Wednesday, November 26, 2008

Compulsory military training, a hundred years ago



I got this from an undated newspaper clipping in my files. It was also published in the centenary booklet put out by the Avondale Jockey Club in 1989. Apart from where it is inscribed "Avondale Camp 1912" and is fairly obviously a mounted military outfit on the racecourse, little else is known about them.

I may now know more, however. I'm putting together a paper at the moment on what appears to have been the first military camp on the racecourse, in May 1912. I found the timing of the camp quite by chance -- I was in the city library, looking in a book listing old post offices and postal agencies put out by the NZ Postal History Society, and wondered, "What do they have under Avondale?" Well, there was the usual -- Whau Bridge agency from 1861, then the post office at Avondale station -- and then, a note about two special temporary post offices, set up on the racecourse at two military camps.
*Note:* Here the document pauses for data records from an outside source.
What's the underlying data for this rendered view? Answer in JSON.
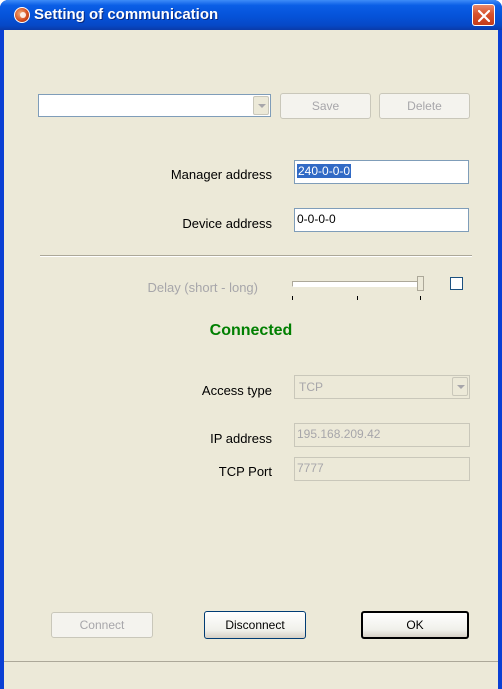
{
  "window": {
    "title": "Setting of communication"
  },
  "toolbar": {
    "profile_value": "",
    "save_label": "Save",
    "delete_label": "Delete"
  },
  "form": {
    "manager_address_label": "Manager address",
    "manager_address_value": "240-0-0-0",
    "device_address_label": "Device address",
    "device_address_value": "0-0-0-0",
    "delay_label": "Delay (short - long)",
    "delay_level": 1.0,
    "delay_checked": false,
    "status": "Connected",
    "access_type_label": "Access type",
    "access_type_value": "TCP",
    "ip_label": "IP address",
    "ip_value": "195.168.209.42",
    "tcp_port_label": "TCP Port",
    "tcp_port_value": "7777"
  },
  "footer": {
    "connect_label": "Connect",
    "disconnect_label": "Disconnect",
    "ok_label": "OK"
  },
  "colors": {
    "titlebar": "#0552d8",
    "dialog_bg": "#ece9d8",
    "status": "#007f00",
    "selection": "#316ac5"
  }
}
The first, from 1 May to 8 May 1912, was what I tracked down. The other (also a target for further research) was in August 1914, before the Pioneer Maori camp later that year.

The men in the photo appear to be the 3rd (Auckland) Mounted Rifles, originally constituted as part of the NZ Territorial Force in March 1911. The Avondale camp was their first annual training camp, and the first training camp for mounted forces anywhere in the Auckland area. Two other training camps, one at Papatoetoe and one elsewhere in Auckland, pre-date this one, but were for infantry and artillery units. A band was part of their unit -- the 3rd (Auckland) Mounted Rifles band played at the 1928 at the unveiling of the mounted soldier's memorial at Otahuhu. During World War I, they fought at Gallipoli, the Sinai, and Palestine.

Legislation for compulsory military training, replacing our system of volunteer brigades since the 1860s Land Wars, was passed in December 1909, but after a report by Lord Kitchener suggesting changes, it was held up until an amendment was passed late in 1910. It wasn't until early 1911 that the first territorial armed units were organised and constituted. Military training began in school for all males in New Zealand from age 14, and continued until age 25, with a reserve until age 30 and call-up until age 55.

There was opposition to CMT from the Quakers and trade unionists, but it continued through to World War I.

This is an intriguing find. So far, I have the news reports on the camp from the NZ Herald and Auckland Star, and will do a bit more digging next time I'm in the city around the time the unit formed up, and see if there's any additional information in the Observer and Weekly News. I put the final paper up on Scribd later on. But, here's a taste: this was written by a Herald reporter for the 4 May 1912 issue.
A bag of bran for a pillow, sweet-smelling hay as a mattress, a waterproof sheet and two military overcoats as bedclothes -- and a HERALD reporter settled down for his first night in camp at Avondale on Wednesday. The "last post" had long since sounded, but from different parts of the camp came sounds of revelry. In the horse lines, just outside the tent, all was quiet, save for the "champ, champ" of the horses at their feed, and an occasional sharp rebuke from the guard to a refractory horse. And so to sleep.

At a seemingly unearthly hour in the morning the bugle sounding the reveille awoke the camp. The morning was cold and raw, and it was difficult to leave the warm tent, but coffee, brought by a friendly orderly, made the task easier.

Outside the men were hard at work grooming their horses, and all was bustle and confusion. Horses groomed and fed and accoutrements cleaned, the various squadrons lined up to be fitted for uniforms, and many a laugh was heard as a particularly small man got lost in a particularly large uniform. The regiment clothed, breakfast was the next thing, after which the regiment went through a course of mounted drill prior to being inspected by General Godley in the afternoon.


Update: finished the article on 18 December 2008.

No comments:

Post a Comment